▶ _PROBLEM TO SOLVE_:
Report each line of the data below in which "前回の使用" appears.

▶ _TASK INPUTS_:
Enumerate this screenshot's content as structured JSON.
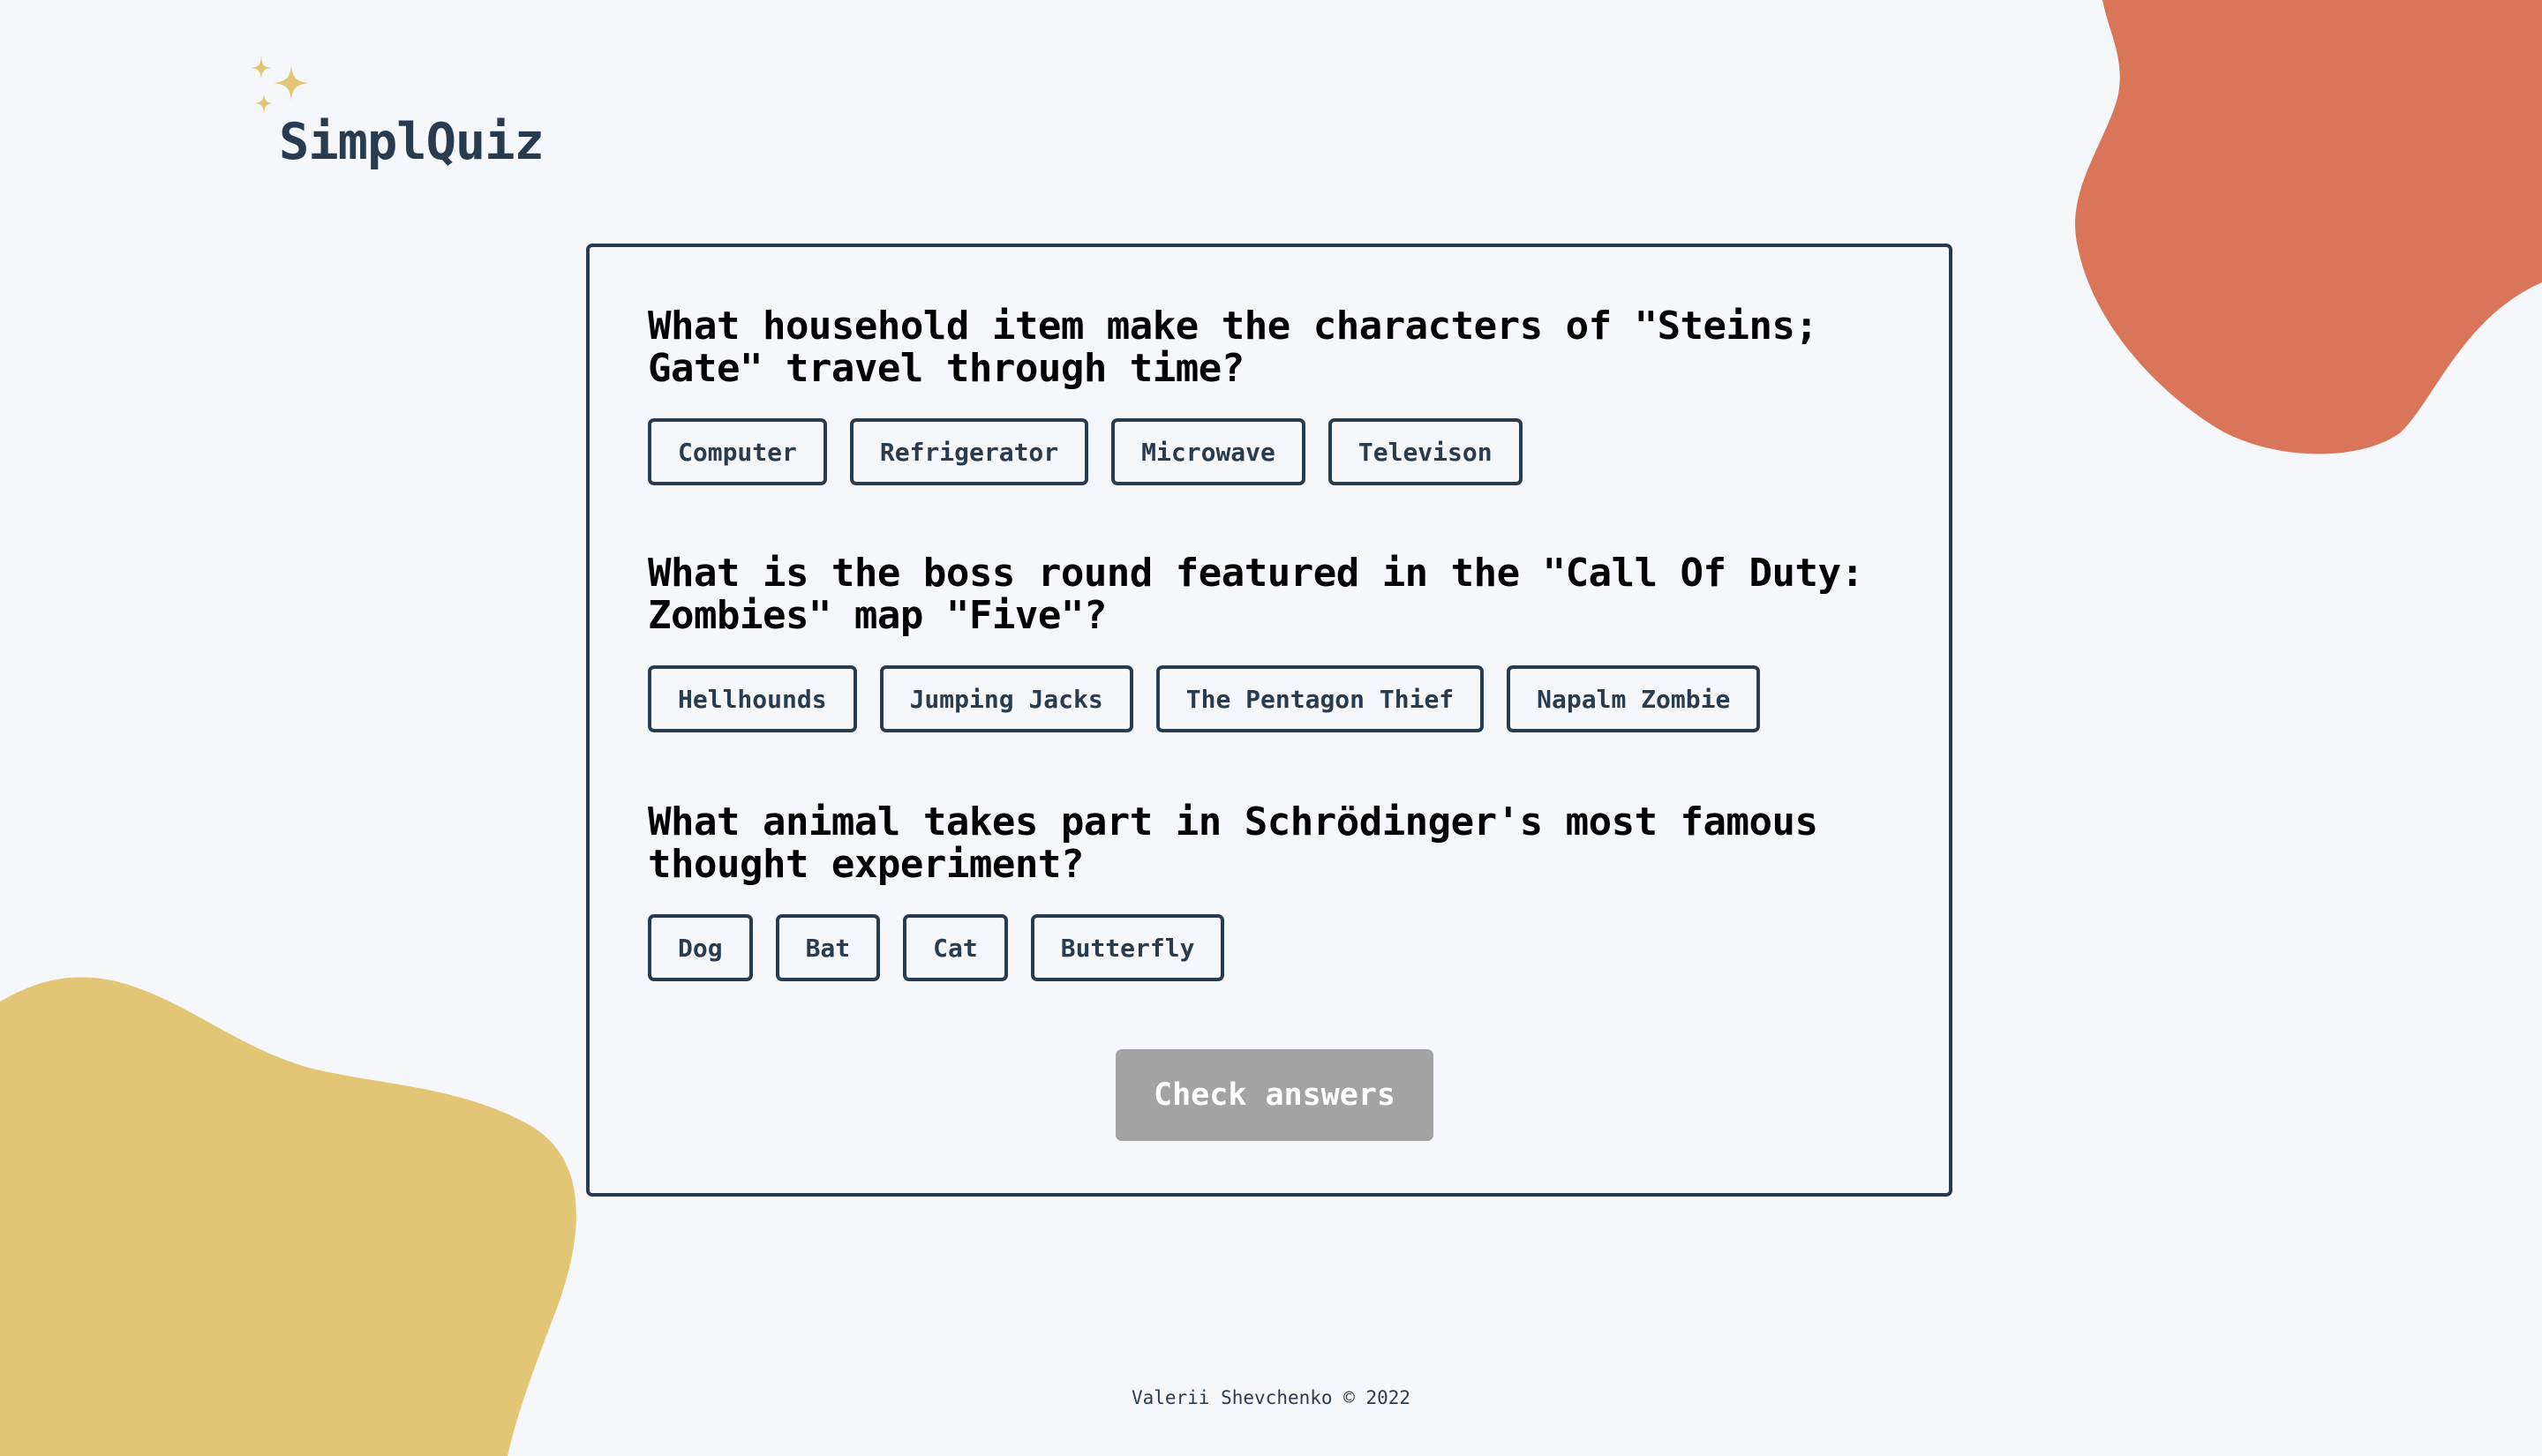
{
  "app": {
    "logo_text": "SimplQuiz"
  },
  "colors": {
    "background": "#f5f7fb",
    "primary_text": "#293c4f",
    "question_text": "#000000",
    "button_disabled": "#a3a3a3",
    "blob_orange": "#d9765a",
    "blob_yellow": "#e2c575",
    "sparkle": "#e2c575"
  },
  "icons": {
    "logo": "sparkles-icon"
  },
  "questions": [
    {
      "text": "What household item make the characters of \"Steins; Gate\" travel through time?",
      "answers": [
        "Computer",
        "Refrigerator",
        "Microwave",
        "Televison"
      ]
    },
    {
      "text": "What is the boss round featured in the \"Call Of Duty: Zombies\" map \"Five\"?",
      "answers": [
        "Hellhounds",
        "Jumping Jacks",
        "The Pentagon Thief",
        "Napalm Zombie"
      ]
    },
    {
      "text": "What animal takes part in Schrödinger's most famous thought experiment?",
      "answers": [
        "Dog",
        "Bat",
        "Cat",
        "Butterfly"
      ]
    }
  ],
  "check_button": {
    "label": "Check answers",
    "state": "disabled"
  },
  "footer": {
    "text": "Valerii Shevchenko © 2022"
  }
}
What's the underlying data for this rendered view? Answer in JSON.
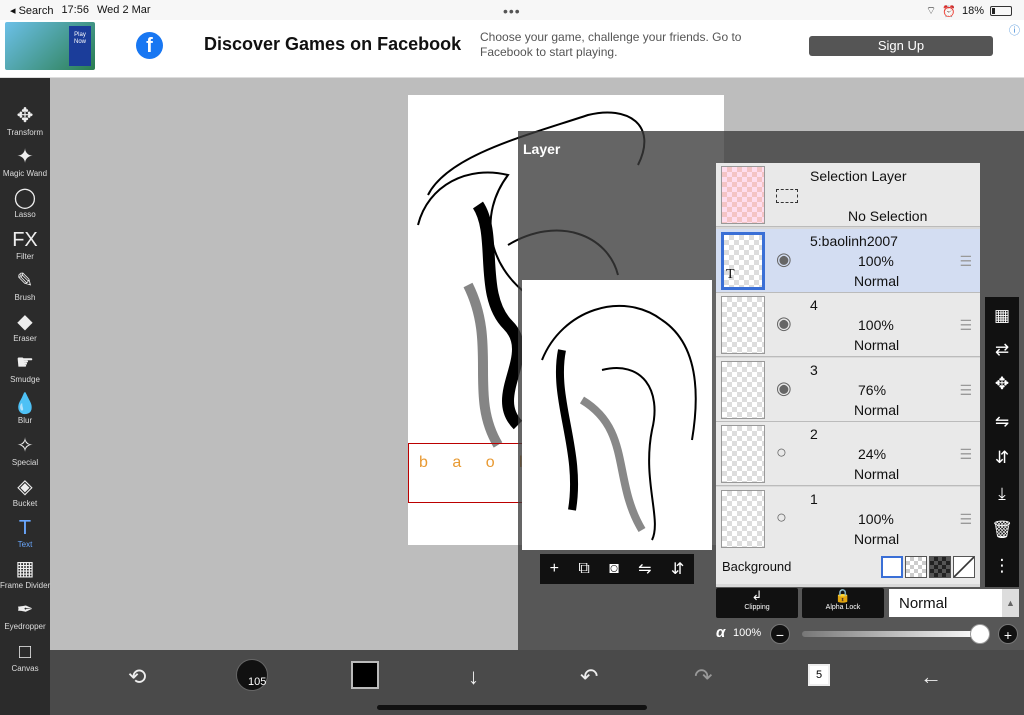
{
  "status": {
    "back": "◂ Search",
    "time": "17:56",
    "date": "Wed 2 Mar",
    "battery": "18%"
  },
  "ad": {
    "headline": "Discover Games on Facebook",
    "description": "Choose your game, challenge your friends. Go to Facebook to start playing.",
    "cta": "Sign Up",
    "thumb_text": "Play Now"
  },
  "tools": [
    {
      "name": "Transform",
      "icon": "✥"
    },
    {
      "name": "Magic Wand",
      "icon": "✦"
    },
    {
      "name": "Lasso",
      "icon": "◯"
    },
    {
      "name": "Filter",
      "icon": "FX"
    },
    {
      "name": "Brush",
      "icon": "✎"
    },
    {
      "name": "Eraser",
      "icon": "◆"
    },
    {
      "name": "Smudge",
      "icon": "☛"
    },
    {
      "name": "Blur",
      "icon": "💧"
    },
    {
      "name": "Special",
      "icon": "✧"
    },
    {
      "name": "Bucket",
      "icon": "◈"
    },
    {
      "name": "Text",
      "icon": "T"
    },
    {
      "name": "Frame Divider",
      "icon": "▦"
    },
    {
      "name": "Eyedropper",
      "icon": "✒"
    },
    {
      "name": "Canvas",
      "icon": "□"
    }
  ],
  "active_tool": "Text",
  "canvas_text": "b a o l",
  "panel": {
    "title": "Layer"
  },
  "selection_layer": {
    "name": "Selection Layer",
    "state": "No Selection"
  },
  "layers": [
    {
      "name": "5:baolinh2007",
      "opacity": "100%",
      "blend": "Normal",
      "visible": true,
      "selected": true
    },
    {
      "name": "4",
      "opacity": "100%",
      "blend": "Normal",
      "visible": true,
      "selected": false
    },
    {
      "name": "3",
      "opacity": "76%",
      "blend": "Normal",
      "visible": true,
      "selected": false
    },
    {
      "name": "2",
      "opacity": "24%",
      "blend": "Normal",
      "visible": false,
      "selected": false
    },
    {
      "name": "1",
      "opacity": "100%",
      "blend": "Normal",
      "visible": false,
      "selected": false
    }
  ],
  "background": {
    "label": "Background"
  },
  "clipping": "Clipping",
  "alpha_lock": "Alpha Lock",
  "blend_mode": "Normal",
  "alpha": {
    "symbol": "α",
    "value": "100%"
  },
  "brush_size": "105",
  "layer_count": "5"
}
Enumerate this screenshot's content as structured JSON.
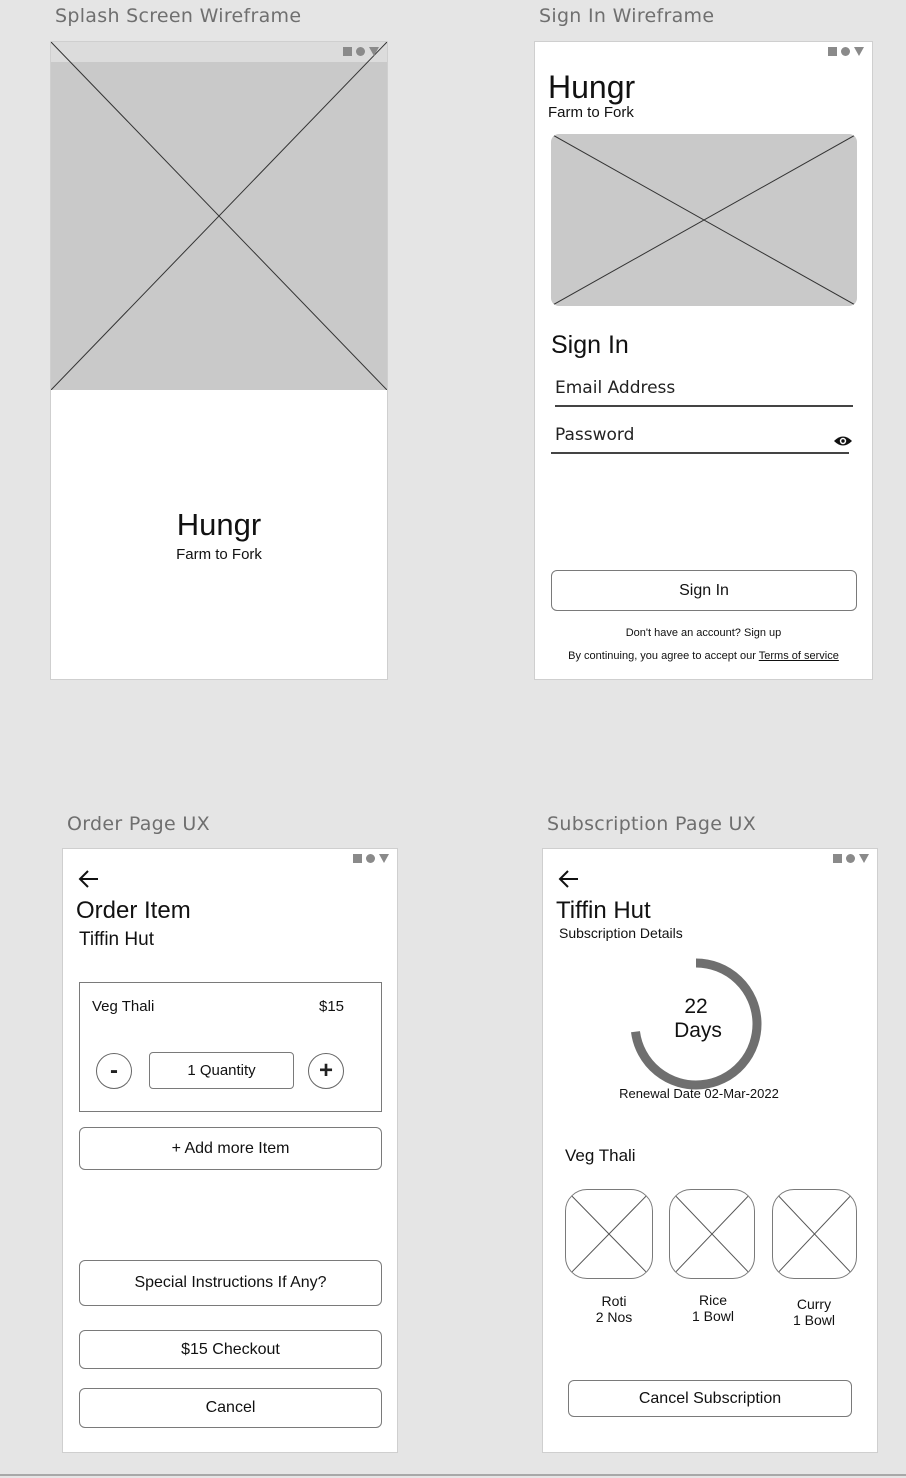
{
  "splash": {
    "board_title": "Splash Screen Wireframe",
    "app_name": "Hungr",
    "tagline": "Farm to Fork"
  },
  "signin": {
    "board_title": "Sign In Wireframe",
    "app_name": "Hungr",
    "tagline": "Farm to Fork",
    "heading": "Sign In",
    "email_label": "Email Address",
    "password_label": "Password",
    "signin_button": "Sign In",
    "signup_prompt": "Don't have an account? Sign up",
    "terms_prefix": "By continuing, you agree to accept our ",
    "terms_link": "Terms of service"
  },
  "order": {
    "board_title": "Order Page UX",
    "heading": "Order Item",
    "restaurant": "Tiffin Hut",
    "item_name": "Veg Thali",
    "item_price": "$15",
    "minus_label": "-",
    "quantity": "1 Quantity",
    "plus_label": "+",
    "add_more": "+ Add more Item",
    "special_instructions": "Special Instructions If Any?",
    "checkout": "$15 Checkout",
    "cancel": "Cancel"
  },
  "subscription": {
    "board_title": "Subscription Page UX",
    "restaurant": "Tiffin Hut",
    "subtitle": "Subscription Details",
    "days_count": "22",
    "days_unit": "Days",
    "renewal": "Renewal Date 02-Mar-2022",
    "plan_name": "Veg Thali",
    "items": [
      {
        "name": "Roti",
        "qty": "2 Nos"
      },
      {
        "name": "Rice",
        "qty": "1 Bowl"
      },
      {
        "name": "Curry",
        "qty": "1 Bowl"
      }
    ],
    "progress_fraction": 0.73,
    "cancel_button": "Cancel Subscription"
  },
  "colors": {
    "background": "#e5e5e5",
    "placeholder": "#c9c9c9",
    "ring": "#6f6f6f"
  }
}
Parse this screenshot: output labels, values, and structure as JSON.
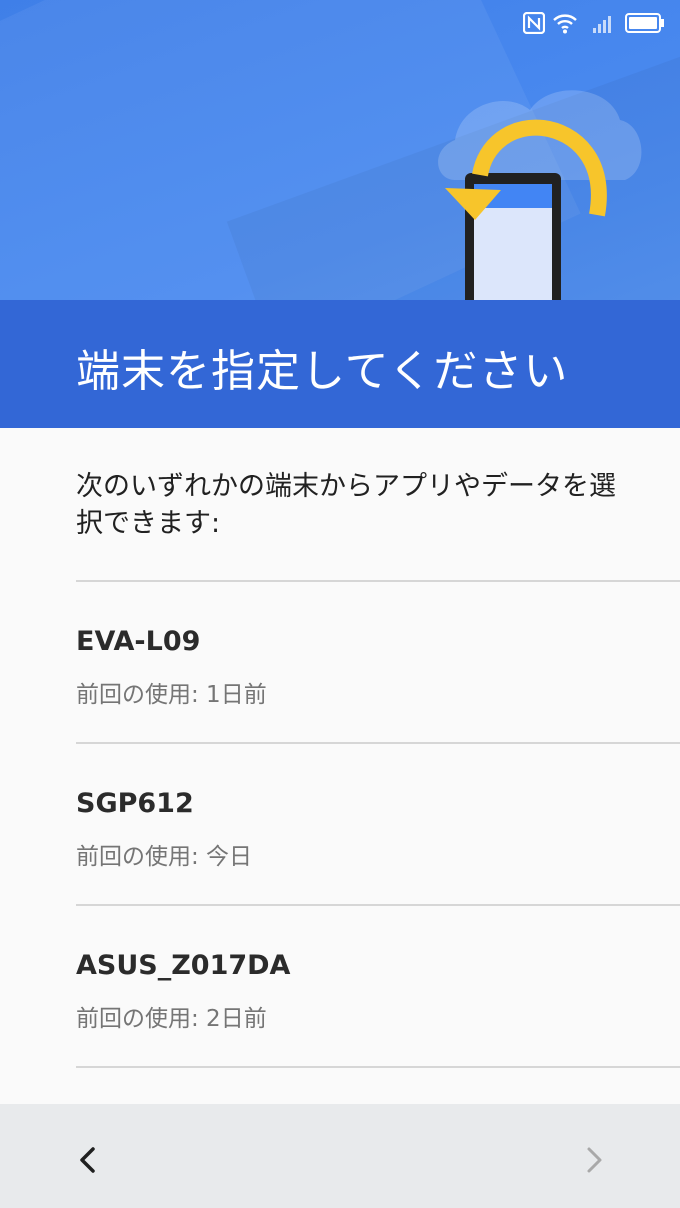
{
  "header": {
    "title": "端末を指定してください"
  },
  "description": "次のいずれかの端末からアプリやデータを選択できます:",
  "devices": [
    {
      "name": "EVA-L09",
      "last_used": "前回の使用: 1日前"
    },
    {
      "name": "SGP612",
      "last_used": "前回の使用: 今日"
    },
    {
      "name": "ASUS_Z017DA",
      "last_used": "前回の使用: 2日前"
    }
  ],
  "navigation": {
    "back_icon": "chevron-left-icon",
    "next_icon": "chevron-right-icon"
  },
  "status_bar": {
    "icons": [
      "nfc-icon",
      "wifi-icon",
      "signal-icon",
      "battery-icon"
    ]
  },
  "colors": {
    "header_background": "#4a8af0",
    "title_band": "#3367d6",
    "arrow": "#f7c52b",
    "nav_bar": "#e8eaec"
  }
}
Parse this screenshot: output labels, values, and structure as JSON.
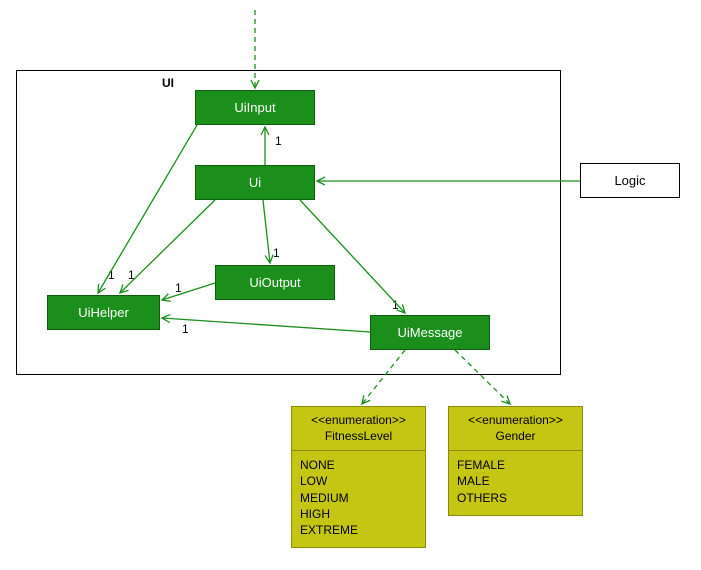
{
  "package": {
    "label": "UI"
  },
  "classes": {
    "uiInput": "UiInput",
    "ui": "Ui",
    "uiOutput": "UiOutput",
    "uiHelper": "UiHelper",
    "uiMessage": "UiMessage"
  },
  "external": {
    "logic": "Logic"
  },
  "enums": {
    "fitnessLevel": {
      "stereotype": "<<enumeration>>",
      "name": "FitnessLevel",
      "values": [
        "NONE",
        "LOW",
        "MEDIUM",
        "HIGH",
        "EXTREME"
      ]
    },
    "gender": {
      "stereotype": "<<enumeration>>",
      "name": "Gender",
      "values": [
        "FEMALE",
        "MALE",
        "OTHERS"
      ]
    }
  },
  "multiplicities": {
    "m1": "1",
    "m2": "1",
    "m3": "1",
    "m4": "1",
    "m5": "1",
    "m6": "1",
    "m7": "1"
  },
  "colors": {
    "classFill": "#1B8E1B",
    "enumFill": "#C5C514",
    "line": "#1B8E1B"
  }
}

▶ _RESULT_:
      "last_used": "前回の使用: 1日前"
      "last_used": "前回の使用: 今日"
      "last_used": "前回の使用: 2日前"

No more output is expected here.